What are electrostatic bonds?

Strong interactions between ions/charged groups of opposite charge
In protein called a salt bridge


What are Van der Waals forces?

Weak, close range temporary dipole-dipole interactions


What are disulphide bonds?

Strong covalent S-S bonds between specific cysteine residues
Tend to lock molecule into configuration allowing it to withstand v high temperatures


What are hydrophobic interactions?

Interactions between polar and non-polar molecules causing the spontaneous folding of hydrophobic residues away from water


Describe the quaternary structure of proteins

Association of multiple tertiary polypeptides
Haemoglobin is association of 4 globin groups and 4 heme groups


What is a protein domain?

Part of a polypeptide that can fold independently of polypeptide into compact, stable tertiary structure
Usually identified by presence of prolIne
Can be cut, isolated and studied separately from main chain


What is protein folding?

Process by which higher structures are formed from primary (AA) sequence


What are transitions in shape of tertiary or quaternary structures called?

Conformational changes - proteins may shift between several similar structures in performing their function
(Tertiary and quaternary structures referred to as conformations)


What is the reversible nature of protein folding dependent on?

Primary structure being maintained


What are the three classes of proteins?



Describe globular proteins

Are soluble, nearly all enzymes are globular
Carbonic anhydrase and haemoglobin are examples


Describe carbonic anhydrase

Catalyses interconversion of CO2 + H2O to carbonic acid
Different classes have little sequential or structural similarities but share identical AS thus all perform same function and require a Zn atom
Contains large B sheet in centre


Describe haemoglobin

Assembly of 4 globular protein subunits each composed of protein chain (2 a chains, 2 B chains) tightly associated with prosthetic heme group
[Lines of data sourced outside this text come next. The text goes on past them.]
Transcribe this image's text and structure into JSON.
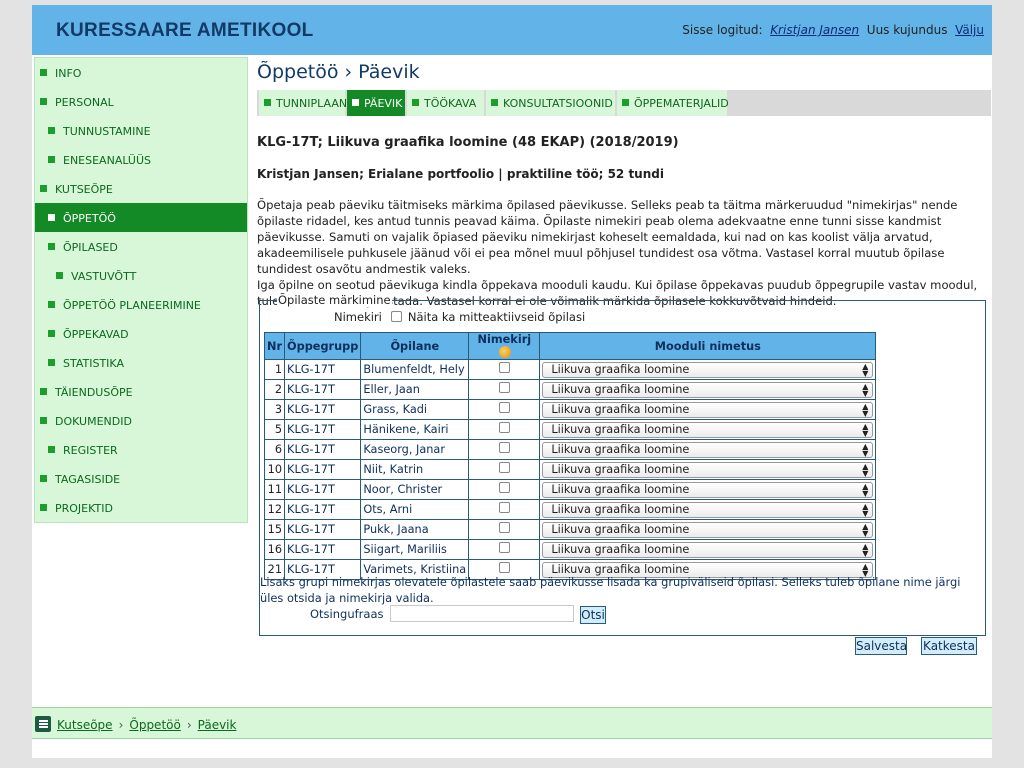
{
  "header": {
    "brand": "KURESSAARE AMETIKOOL",
    "logged_in_label": "Sisse logitud:",
    "user": "Kristjan Jansen",
    "theme_link_prefix": "Uus kujundus",
    "logout": "Välju"
  },
  "sidebar": {
    "items": [
      {
        "label": "INFO",
        "level": 0,
        "active": false
      },
      {
        "label": "PERSONAL",
        "level": 0,
        "active": false
      },
      {
        "label": "TUNNUSTAMINE",
        "level": 1,
        "active": false
      },
      {
        "label": "ENESEANALÜÜS",
        "level": 1,
        "active": false
      },
      {
        "label": "KUTSEÕPE",
        "level": 0,
        "active": false
      },
      {
        "label": "ÕPPETÖÖ",
        "level": 1,
        "active": true
      },
      {
        "label": "ÕPILASED",
        "level": 1,
        "active": false
      },
      {
        "label": "VASTUVÕTT",
        "level": 2,
        "active": false
      },
      {
        "label": "ÕPPETÖÖ PLANEERIMINE",
        "level": 1,
        "active": false
      },
      {
        "label": "ÕPPEKAVAD",
        "level": 1,
        "active": false
      },
      {
        "label": "STATISTIKA",
        "level": 1,
        "active": false
      },
      {
        "label": "TÄIENDUSÕPE",
        "level": 0,
        "active": false
      },
      {
        "label": "DOKUMENDID",
        "level": 0,
        "active": false
      },
      {
        "label": "REGISTER",
        "level": 1,
        "active": false
      },
      {
        "label": "TAGASISIDE",
        "level": 0,
        "active": false
      },
      {
        "label": "PROJEKTID",
        "level": 0,
        "active": false
      }
    ]
  },
  "main": {
    "title": "Õppetöö › Päevik",
    "tabs": [
      "TUNNIPLAAN",
      "PÄEVIK",
      "TÖÖKAVA",
      "KONSULTATSIOONID",
      "ÕPPEMATERJALID"
    ],
    "active_tab": "PÄEVIK",
    "heading": "KLG-17T; Liikuva graafika loomine (48 EKAP) (2018/2019)",
    "subheading": "Kristjan Jansen; Erialane portfoolio | praktiline töö; 52 tundi",
    "desc1": "Õpetaja peab päeviku täitmiseks märkima õpilased päevikusse. Selleks peab ta täitma märkeruudud \"nimekirjas\" nende õpilaste ridadel, kes antud tunnis peavad käima. Õpilaste nimekiri peab olema adekvaatne enne tunni sisse kandmist päevikusse. Samuti on vajalik õpiased päeviku nimekirjast koheselt eemaldada, kui nad on kas koolist välja arvatud, akadeemilisele puhkusele jäänud või ei pea mõnel muul põhjusel tundidest osa võtma. Vastasel korral muutub õpilase tundidest osavõtu andmestik valeks.",
    "desc2": "Iga õpilne on seotud päevikuga kindla õppekava mooduli kaudu. Kui õpilase õppekavas puudub õppegrupile vastav moodul, tuleb see käsitsi täpsustada. Vastasel korral ei ole võimalik märkida õpilasele kokkuvõtvaid hindeid."
  },
  "students": {
    "legend": "Õpilaste märkimine",
    "filter_label": "Nimekiri",
    "filter_option": "Näita ka mitteaktiivseid õpilasi",
    "columns": [
      "Nr",
      "Õppegrupp",
      "Õpilane",
      "Nimekirj",
      "Mooduli nimetus"
    ],
    "rows": [
      {
        "nr": "1",
        "group": "KLG-17T",
        "name": "Blumenfeldt, Hely",
        "module": "Liikuva graafika loomine"
      },
      {
        "nr": "2",
        "group": "KLG-17T",
        "name": "Eller, Jaan",
        "module": "Liikuva graafika loomine"
      },
      {
        "nr": "3",
        "group": "KLG-17T",
        "name": "Grass, Kadi",
        "module": "Liikuva graafika loomine"
      },
      {
        "nr": "5",
        "group": "KLG-17T",
        "name": "Hänikene, Kairi",
        "module": "Liikuva graafika loomine"
      },
      {
        "nr": "6",
        "group": "KLG-17T",
        "name": "Kaseorg, Janar",
        "module": "Liikuva graafika loomine"
      },
      {
        "nr": "10",
        "group": "KLG-17T",
        "name": "Niit, Katrin",
        "module": "Liikuva graafika loomine"
      },
      {
        "nr": "11",
        "group": "KLG-17T",
        "name": "Noor, Christer",
        "module": "Liikuva graafika loomine"
      },
      {
        "nr": "12",
        "group": "KLG-17T",
        "name": "Ots, Arni",
        "module": "Liikuva graafika loomine"
      },
      {
        "nr": "15",
        "group": "KLG-17T",
        "name": "Pukk, Jaana",
        "module": "Liikuva graafika loomine"
      },
      {
        "nr": "16",
        "group": "KLG-17T",
        "name": "Siigart, Mariliis",
        "module": "Liikuva graafika loomine"
      },
      {
        "nr": "21",
        "group": "KLG-17T",
        "name": "Varimets, Kristiina",
        "module": "Liikuva graafika loomine"
      }
    ],
    "note": "Lisaks grupi nimekirjas olevatele õpilastele saab päevikusse lisada ka grupiväliseid õpilasi. Selleks tuleb õpilane nime järgi üles otsida ja nimekirja valida.",
    "search_label": "Otsingufraas",
    "search_value": "",
    "search_button": "Otsi"
  },
  "actions": {
    "save": "Salvesta",
    "cancel": "Katkesta"
  },
  "breadcrumb": [
    "Kutseõpe",
    "Õppetöö",
    "Päevik"
  ],
  "colors": {
    "header_bg": "#62b4e8",
    "nav_bg": "#d8f6d8",
    "nav_active": "#138a26"
  }
}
What is a prosthetic group?

Non-protein group tightly bound to protein that confers function
Heme has an Fe atom held in heterocyclic ring equally to all 4 N atoms
Fe is site of O2 binding


Describe fibrous proteins
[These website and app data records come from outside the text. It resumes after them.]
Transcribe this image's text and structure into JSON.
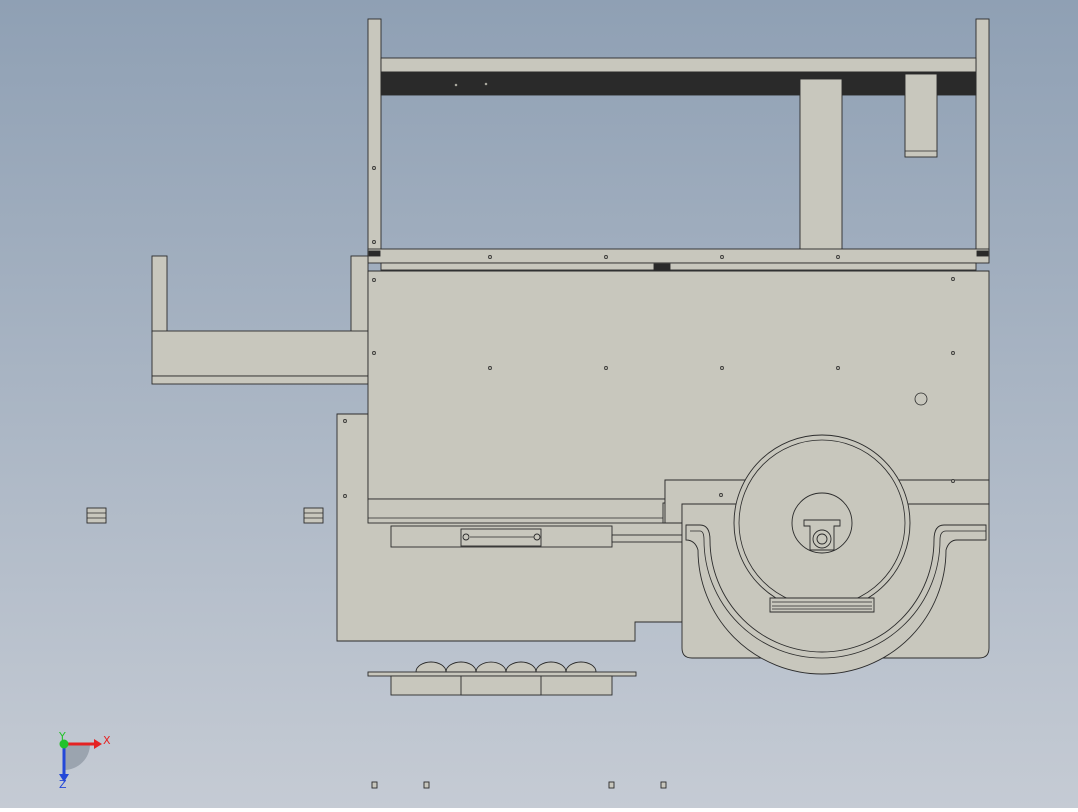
{
  "viewport": {
    "background_top": "#8fa0b4",
    "background_bottom": "#c5cbd4"
  },
  "part_colors": {
    "body": "#c8c7bd",
    "edge": "#2b2b2b",
    "dark_rail": "#2a2a2a",
    "shadow": "#a9a89e"
  },
  "triad": {
    "x_label": "X",
    "y_label": "Y",
    "z_label": "Z",
    "x_color": "#e52222",
    "y_color": "#22c22a",
    "z_color": "#2448d8"
  }
}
Form rod/wire like shapes, usually structural or storage proteins
AA sequence often lacks repeating units
From unusual 2ndary structures (collagen triple helix) due to cross-links between chains e.g. S-S bonds between keratin
Usually used to construct CT, tendons, bone matrix, muscle fibre
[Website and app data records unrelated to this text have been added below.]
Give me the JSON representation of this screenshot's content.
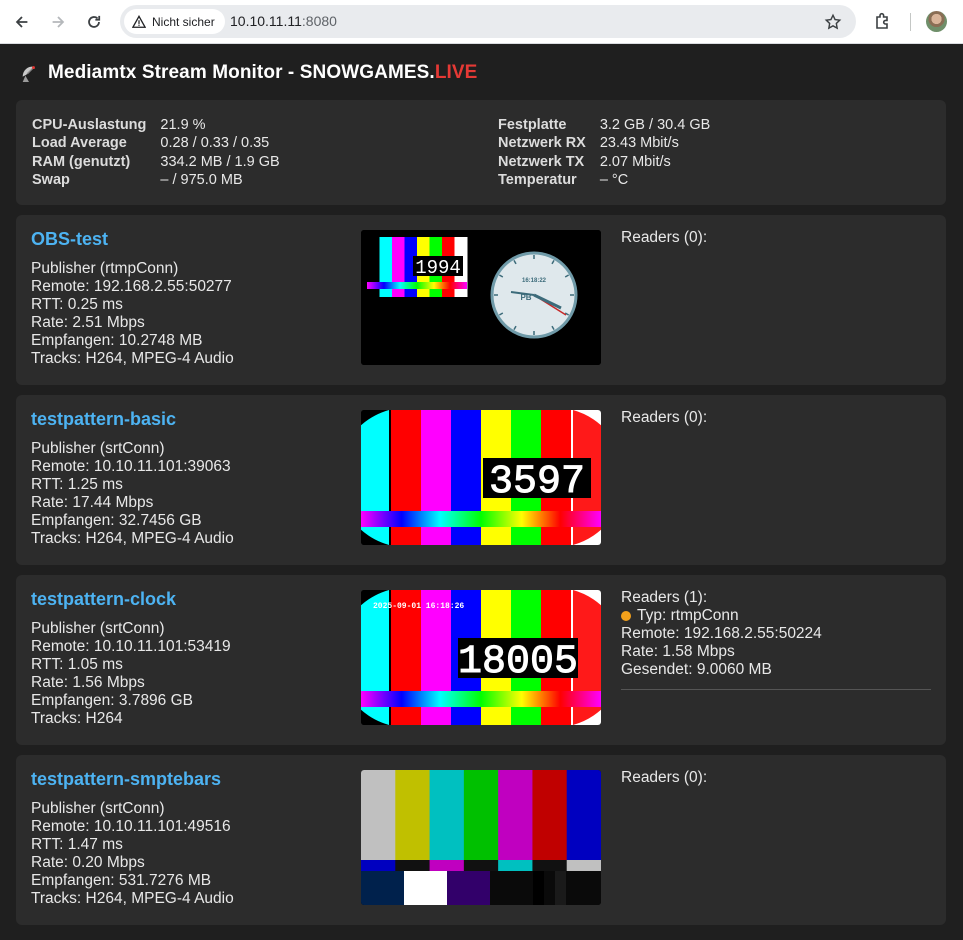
{
  "browser": {
    "security_label": "Nicht sicher",
    "url_host": "10.10.11.11",
    "url_port": ":8080"
  },
  "page": {
    "title_main": "Mediamtx Stream Monitor - SNOWGAMES.",
    "title_live": "LIVE"
  },
  "system": {
    "left": [
      {
        "label": "CPU-Auslastung",
        "value": "21.9 %"
      },
      {
        "label": "Load Average",
        "value": "0.28 / 0.33 / 0.35"
      },
      {
        "label": "RAM (genutzt)",
        "value": "334.2 MB / 1.9 GB"
      },
      {
        "label": "Swap",
        "value": "– / 975.0 MB"
      }
    ],
    "right": [
      {
        "label": "Festplatte",
        "value": "3.2 GB / 30.4 GB"
      },
      {
        "label": "Netzwerk RX",
        "value": "23.43 Mbit/s"
      },
      {
        "label": "Netzwerk TX",
        "value": "2.07 Mbit/s"
      },
      {
        "label": "Temperatur",
        "value": "– °C"
      }
    ]
  },
  "streams": [
    {
      "name": "OBS-test",
      "lines": [
        "Publisher (rtmpConn)",
        "Remote: 192.168.2.55:50277",
        "RTT: 0.25 ms",
        "Rate: 2.51 Mbps",
        "Empfangen: 10.2748 MB",
        "Tracks: H264, MPEG-4 Audio"
      ],
      "readers_title": "Readers (0):",
      "readers": [],
      "thumb": {
        "kind": "obs",
        "counter": "1994",
        "clock_time": "16:18:22",
        "clock_label": "PB"
      }
    },
    {
      "name": "testpattern-basic",
      "lines": [
        "Publisher (srtConn)",
        "Remote: 10.10.11.101:39063",
        "RTT: 1.25 ms",
        "Rate: 17.44 Mbps",
        "Empfangen: 32.7456 GB",
        "Tracks: H264, MPEG-4 Audio"
      ],
      "readers_title": "Readers (0):",
      "readers": [],
      "thumb": {
        "kind": "basic",
        "counter": "3597"
      }
    },
    {
      "name": "testpattern-clock",
      "lines": [
        "Publisher (srtConn)",
        "Remote: 10.10.11.101:53419",
        "RTT: 1.05 ms",
        "Rate: 1.56 Mbps",
        "Empfangen: 3.7896 GB",
        "Tracks: H264"
      ],
      "readers_title": "Readers (1):",
      "readers": [
        {
          "type": "Typ: rtmpConn",
          "remote": "Remote: 192.168.2.55:50224",
          "rate": "Rate: 1.58 Mbps",
          "sent": "Gesendet: 9.0060 MB"
        }
      ],
      "thumb": {
        "kind": "clock",
        "counter": "18005",
        "timestamp": "2025-09-01 16:18:26"
      }
    },
    {
      "name": "testpattern-smptebars",
      "lines": [
        "Publisher (srtConn)",
        "Remote: 10.10.11.101:49516",
        "RTT: 1.47 ms",
        "Rate: 0.20 Mbps",
        "Empfangen: 531.7276 MB",
        "Tracks: H264, MPEG-4 Audio"
      ],
      "readers_title": "Readers (0):",
      "readers": [],
      "thumb": {
        "kind": "smpte"
      }
    }
  ]
}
What are keratins and what do they form?

Family of fibrous structural proteins, they are tough and insoluble
Form non-mineralised structures found in reptiles, birds, amphibians, mammals (hair)


Describe the structure of keratin

High proportion of glycine (smallest) and alanine (2nd smallest) AAs
High amounts of cysteine (sulphur containing) required for S-S bridges confer strength, rigidity by permanent, thermally stable cross-links


Describe the structure of keratin monomer and the assembly into intermediate filaments

3 domains: head, rod, tail
Monomers associate to dimers, associate to tetramers, finally to intermediate filaments forming part of cytoskeleton


What is collagen?

Family of fibrous proteins secreted by CTs with triple helix AA structure
28 different types
Unique sequence of glycine-proline/hydroxyproline-alternative AA


What are the 3 type of membrane-associated proteins?

Transmembrane (intrinsic) - cross membrane, usually a-helix
Lipid associated (extrinsic) - bound to outer surface
Proteins attached to transmembrane protein - increase ionic strength to detach i.e. add NaCl


What are the 2 domains of membrane proteins?

Interdomain - intracellular
Outer domain - extracellular


What are some of the functions of membrane proteins?

Transporters, linkers, receptors, enzymes


Define enzyme

Proteins that catalyse biochemical reactions (biological catalysts)


Define active site

Parts of enzyme that react with substrate (+ cofactors) in reaction


Define co-enzyme

Small, diffusible organic residue that participates in enzyme catalysed reaction, is stable to heat


Define prosthetic group

Coenzyme covalently bound to enzyme so that not removed by dialysis


Define zymogen

Inactive precursor of enzyme


Define holoenzyme

Protein (apoenzyme) with coenzyme/ions required for activity


Define apoenzyme

Protein with coenzyme required for activity, liable to heat